One of my favourite movies of the decade 2000 to 2010 was the French film Of God’s and Men. It was a profound and deeply movie film, the story of the Cistercian Monks of Notre-Dame de l’Atlas monastery in the Atlas Mountains near Tibhirine south west of Algiers in northern Algeria.
Christian de Chergé, a Catholic Priest, was the Abbot of the Monastery and is the focus of a recently published book Christian de Chergé: A Theology of Hope.
Englewood Review of Books recently published a review of the book, and I must say it sounds fascinating. Here are a couple of excerpts:
“…From his earliest days in Algeria, interfaith concerns captured de Chergé’s heart and mind. In 1961, for example, local militants murdered de Chergé’s friend, Mohammed, for physically protecting de Chergé. This Christ-like act by a Muslim “elder brother” simultaneously raised questions for de Chergé about Islam’s place in God’s plan, and clarified his vocation. “Dialogue with Islam,” Salenson notes, “would be part and parcel of de Chergé’s monastic vocation, a vocation he received through Mohammed” (27). Later, a Muslim guest to the monastery entered in the darkened church after Compline, humbly requesting de Chergé to pray for him. De Chergé responded with his own invitation: “Teach us to pray together.” From that point forward, de Chergé’s purpose in Muslim Algeria was “to be someone ‘praying among others who pray’” (30), which came to mean an “incarnated communion of saints”—Muslims and Christians—“learning to pray together” (189). Abandoning his presumptions about Islam’s place in God’s plan and re-envisioning dialogue as something other than “narrow-minded jousting,” he launched the Ribat es Salam (Bond of Peace). In other words, instead of competing against Islam, de Chergé grew to appreciate a single faith—this communion of saints—under one merciful God, even to the point that he understood Mohammed as “a prophet authentically inspired by the Spirit of the One and Living God” (45). Utilizing a classic monastic image, de Chergé pictured a ladder “composed of the two religious traditions, Islam and Christianity” (129), where “both parties, by climbing similar rungs, allow themselves to be converted toward the One God” (63).

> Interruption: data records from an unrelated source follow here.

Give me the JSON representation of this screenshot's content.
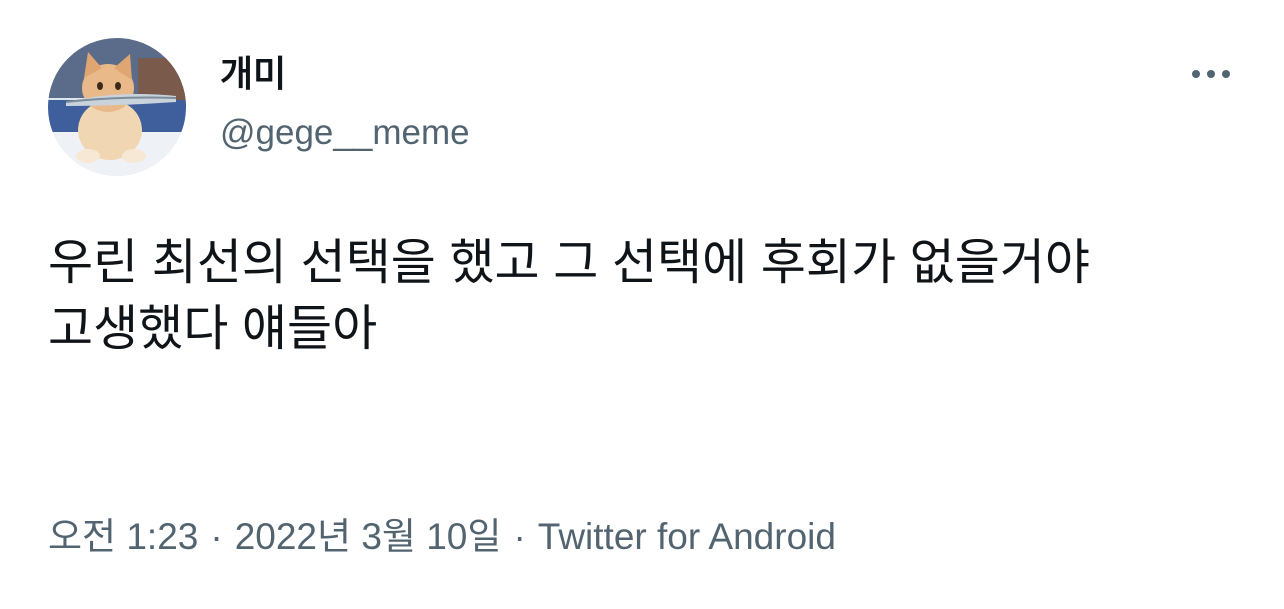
{
  "user": {
    "display_name": "개미",
    "handle": "@gege__meme",
    "avatar_icon": "cat-with-fish-avatar"
  },
  "more_icon": "more-horizontal-icon",
  "tweet": {
    "text": "우린 최선의 선택을 했고 그 선택에 후회가 없을거야\n고생했다 얘들아"
  },
  "meta": {
    "time": "오전 1:23",
    "separator": "·",
    "date": "2022년 3월 10일",
    "source": "Twitter for Android"
  },
  "colors": {
    "text_primary": "#0f1419",
    "text_secondary": "#536471",
    "background": "#ffffff"
  }
}
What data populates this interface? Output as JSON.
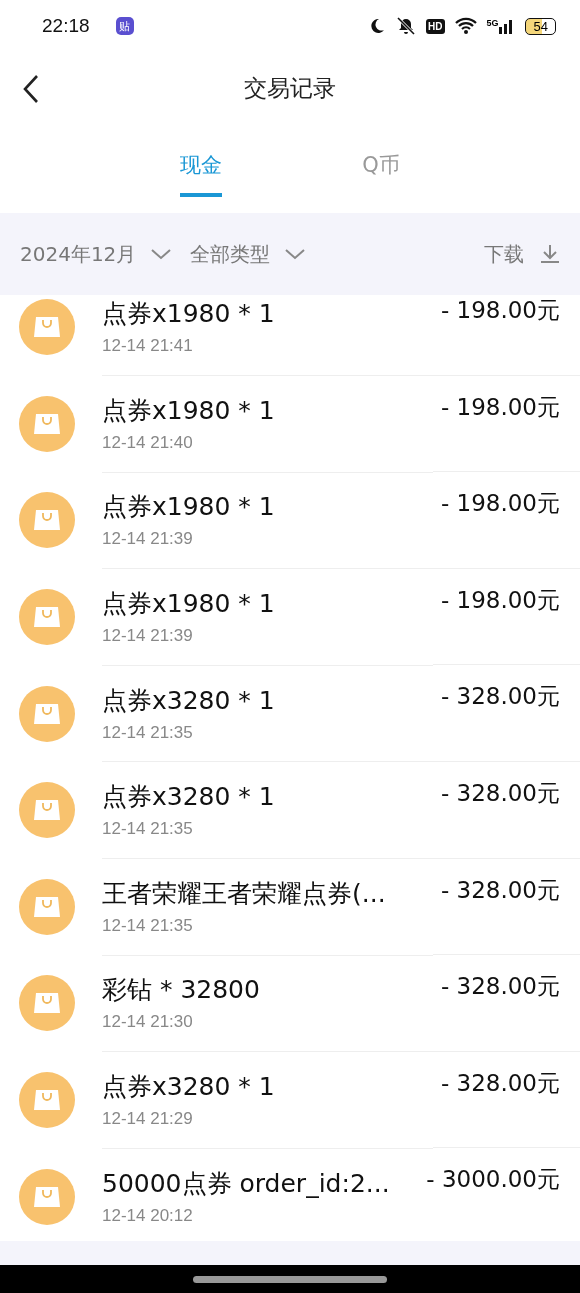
{
  "status_bar": {
    "time": "22:18",
    "app_badge": "贴",
    "hd": "HD",
    "network": "5G",
    "battery": "54"
  },
  "header": {
    "title": "交易记录"
  },
  "tabs": [
    {
      "label": "现金",
      "selected": true
    },
    {
      "label": "Q币",
      "selected": false
    }
  ],
  "filters": {
    "month": "2024年12月",
    "type": "全部类型",
    "download": "下载"
  },
  "transactions": [
    {
      "name": "点券x1980 * 1",
      "time": "12-14 21:41",
      "amount": "- 198.00元"
    },
    {
      "name": "点券x1980 * 1",
      "time": "12-14 21:40",
      "amount": "- 198.00元"
    },
    {
      "name": "点券x1980 * 1",
      "time": "12-14 21:39",
      "amount": "- 198.00元"
    },
    {
      "name": "点券x1980 * 1",
      "time": "12-14 21:39",
      "amount": "- 198.00元"
    },
    {
      "name": "点券x3280 * 1",
      "time": "12-14 21:35",
      "amount": "- 328.00元"
    },
    {
      "name": "点券x3280 * 1",
      "time": "12-14 21:35",
      "amount": "- 328.00元"
    },
    {
      "name": "王者荣耀王者荣耀点券(...",
      "time": "12-14 21:35",
      "amount": "- 328.00元"
    },
    {
      "name": "彩钻 * 32800",
      "time": "12-14 21:30",
      "amount": "- 328.00元"
    },
    {
      "name": "点券x3280 * 1",
      "time": "12-14 21:29",
      "amount": "- 328.00元"
    },
    {
      "name": "50000点券 order_id:2...",
      "time": "12-14 20:12",
      "amount": "- 3000.00元"
    }
  ]
}
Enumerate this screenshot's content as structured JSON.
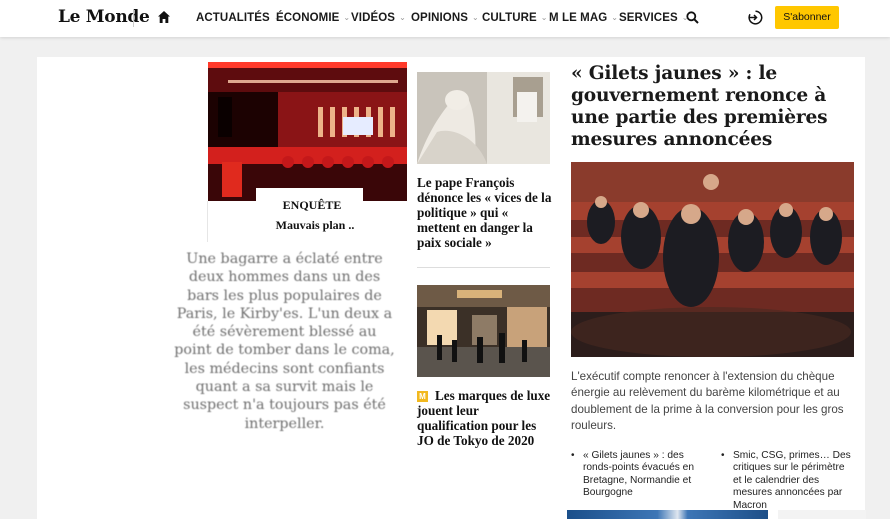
{
  "nav": {
    "logo": "Le Monde",
    "home_icon": "home-icon",
    "menu": [
      {
        "label": "ACTUALITÉS",
        "has_dropdown": true
      },
      {
        "label": "ÉCONOMIE",
        "has_dropdown": true
      },
      {
        "label": "VIDÉOS",
        "has_dropdown": true
      },
      {
        "label": "OPINIONS",
        "has_dropdown": true
      },
      {
        "label": "CULTURE",
        "has_dropdown": true
      },
      {
        "label": "M LE MAG",
        "has_dropdown": true
      },
      {
        "label": "SERVICES",
        "has_dropdown": true
      }
    ],
    "search_icon": "search-icon",
    "account_icon": "account-icon",
    "subscribe_label": "S'abonner",
    "subscribe_color": "#ffc700"
  },
  "feature": {
    "kicker": "ENQUÊTE",
    "subtitle": "Mauvais plan ..",
    "text": "Une bagarre a éclaté entre deux hommes dans un des bars les plus populaires de Paris, le Kirby'es. L'un deux a été sévèrement blessé au point de tomber dans le coma, les médecins sont confiants quant a sa survit mais le suspect n'a toujours pas été interpeller."
  },
  "middle": {
    "pope_title": "Le pape François dénonce les « vices de la politique » qui « mettent en danger la paix sociale »",
    "luxury_badge": "m-badge-icon",
    "luxury_title": "Les marques de luxe jouent leur qualification pour les JO de Tokyo de 2020"
  },
  "main_story": {
    "title": "« Gilets jaunes » : le gouvernement renonce à une partie des premières mesures annoncées",
    "summary": "L'exécutif compte renoncer à l'extension du chèque énergie au relèvement du barème kilométrique et au doublement de la prime à la conversion pour les gros rouleurs.",
    "related": [
      "« Gilets jaunes » : des ronds-points évacués en Bretagne, Normandie et Bourgogne",
      "Smic, CSG, primes… Des critiques sur le périmètre et le calendrier des mesures annoncées par Macron"
    ]
  }
}
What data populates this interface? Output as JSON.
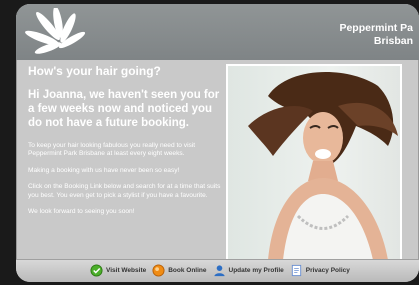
{
  "header": {
    "brand_line1": "Peppermint Pa",
    "brand_line2": "Brisban"
  },
  "content": {
    "greeting": "How's your hair going?",
    "lead": "Hi Joanna, we haven't seen you for a few weeks now and noticed you do not have a future booking.",
    "paragraphs": [
      "To keep your hair looking fabulous you really need to visit Peppermint Park Brisbane at least every eight weeks.",
      "Making a booking with us have never been so easy!",
      "Click on the Booking Link below and search for at a time that suits you best. You even get to pick a stylist if you have a favourite.",
      "We look forward to seeing you soon!"
    ]
  },
  "footer": {
    "links": [
      {
        "label": "Visit Website",
        "icon": "globe-icon",
        "color": "#4caf2a"
      },
      {
        "label": "Book Online",
        "icon": "book-online-icon",
        "color": "#f08c14"
      },
      {
        "label": "Update my Profile",
        "icon": "user-icon",
        "color": "#2c6ec4"
      },
      {
        "label": "Privacy Policy",
        "icon": "document-icon",
        "color": "#6a8fd0"
      }
    ]
  }
}
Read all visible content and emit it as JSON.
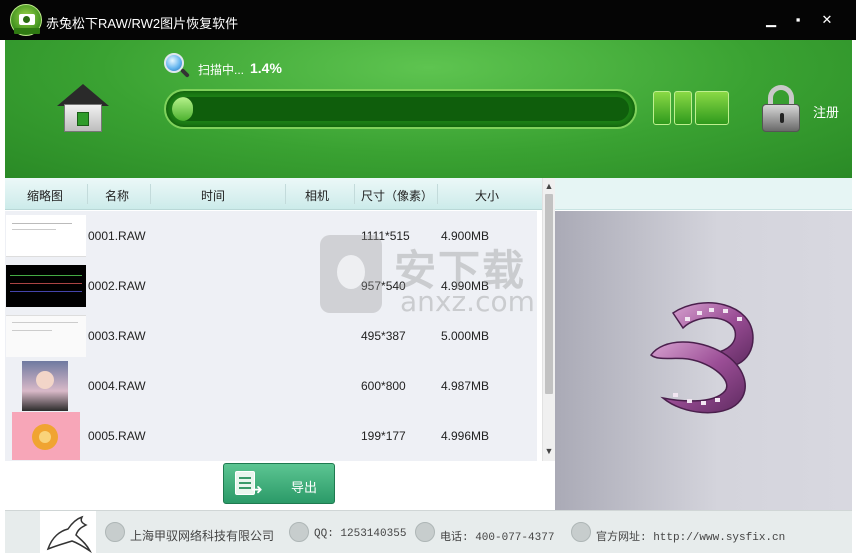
{
  "window": {
    "title": "赤兔松下RAW/RW2图片恢复软件",
    "minimize_glyph": "▁",
    "maximize_glyph": "▪",
    "close_glyph": "✕"
  },
  "header": {
    "scan_status": "扫描中...",
    "scan_percent": "1.4%",
    "progress_fraction": 0.014,
    "register_label": "注册"
  },
  "table": {
    "columns": [
      "缩略图",
      "名称",
      "时间",
      "相机",
      "尺寸（像素）",
      "大小"
    ],
    "rows": [
      {
        "name": "0001.RAW",
        "time": "",
        "camera": "",
        "dimensions": "1111*515",
        "size": "4.900MB"
      },
      {
        "name": "0002.RAW",
        "time": "",
        "camera": "",
        "dimensions": "957*540",
        "size": "4.990MB"
      },
      {
        "name": "0003.RAW",
        "time": "",
        "camera": "",
        "dimensions": "495*387",
        "size": "5.000MB"
      },
      {
        "name": "0004.RAW",
        "time": "",
        "camera": "",
        "dimensions": "600*800",
        "size": "4.987MB"
      },
      {
        "name": "0005.RAW",
        "time": "",
        "camera": "",
        "dimensions": "199*177",
        "size": "4.996MB"
      }
    ],
    "scroll_up": "▲",
    "scroll_down": "▼"
  },
  "export_label": "导出",
  "watermark": {
    "cn": "安下载",
    "en": "anxz.com"
  },
  "footer": {
    "company": "上海甲驭网络科技有限公司",
    "qq": "QQ: 1253140355",
    "phone": "电话: 400-077-4377",
    "website": "官方网址: http://www.sysfix.cn"
  },
  "colors": {
    "titlebar": "#050505",
    "header_green": "#3aa232",
    "progress_fill": "#8ee263",
    "export_green": "#2b9a68",
    "preview_bg": "#c8c8d0"
  },
  "icons": {
    "app": "app-camera-icon",
    "home": "home-icon",
    "search": "magnifier-icon",
    "view": "view-toggle-icon",
    "lock": "lock-icon",
    "export": "export-icon",
    "film": "film-reel-icon"
  }
}
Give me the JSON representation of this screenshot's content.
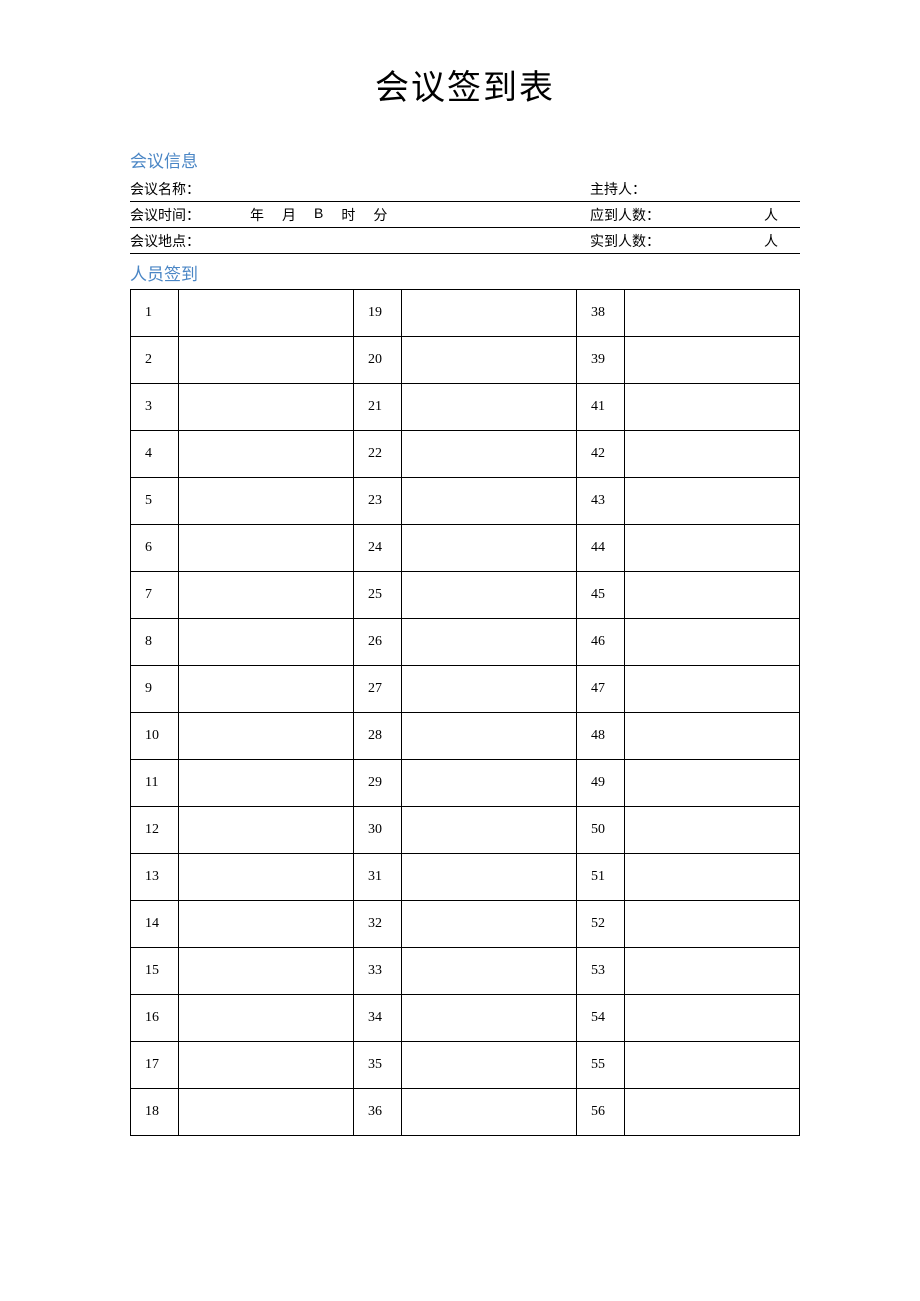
{
  "title": "会议签到表",
  "section_info": "会议信息",
  "section_signin": "人员签到",
  "info": {
    "name_label": "会议名称：",
    "host_label": "主持人：",
    "time_label": "会议时间：",
    "expected_label": "应到人数：",
    "location_label": "会议地点：",
    "actual_label": "实到人数：",
    "unit_year": "年",
    "unit_month": "月",
    "unit_b": "B",
    "unit_hour": "时",
    "unit_minute": "分",
    "unit_person": "人"
  },
  "signin": {
    "col1": [
      "1",
      "2",
      "3",
      "4",
      "5",
      "6",
      "7",
      "8",
      "9",
      "10",
      "11",
      "12",
      "13",
      "14",
      "15",
      "16",
      "17",
      "18"
    ],
    "col2": [
      "19",
      "20",
      "21",
      "22",
      "23",
      "24",
      "25",
      "26",
      "27",
      "28",
      "29",
      "30",
      "31",
      "32",
      "33",
      "34",
      "35",
      "36"
    ],
    "col3": [
      "38",
      "39",
      "41",
      "42",
      "43",
      "44",
      "45",
      "46",
      "47",
      "48",
      "49",
      "50",
      "51",
      "52",
      "53",
      "54",
      "55",
      "56"
    ]
  }
}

The intrepid de Chergé pursued the consequences of such beliefs. He warned Christians, for example, against presuming to have the person and work of Christ figured out, i.e., as if all that Christians needed to know about Christ could be known exclusively from Christian texts and traditions. Christians will know Christ better, de Chergé insisted, to the extent that they hear Muslims teach Christ from the Quran and Islamic traditions. “In order to enter in truth into dialogue,” de Chergé counseled, “we will have to accept, in the name of Christ, that Islam has something to tell us on behalf of Christ” (93). Stated differently, Christians must pursue interfaith dialogue because none has a monopoly on the truth, and because such an encounter may provide an “Emmaus Road experience” where Muslims are Christ to, and for, Christians. “True dialogue then becomes the requirement for each participant” …”
You’ll find the full review here. Use the site’s “search feature” and type in “Christian de Chergé”. My sense is that the riches of this book go beyond interfaith dialogue and will help us understand how to be in conversation, in relationship with the other who is not like us.
You’ll find de Chergé’s last “letter” here. It’s an incredibly grace-filled and moving letter – the heart of the Jesus-following way beautifully expressed. The text was opened on the feast of Pentecost, 26 May, shortly after the monks were killed.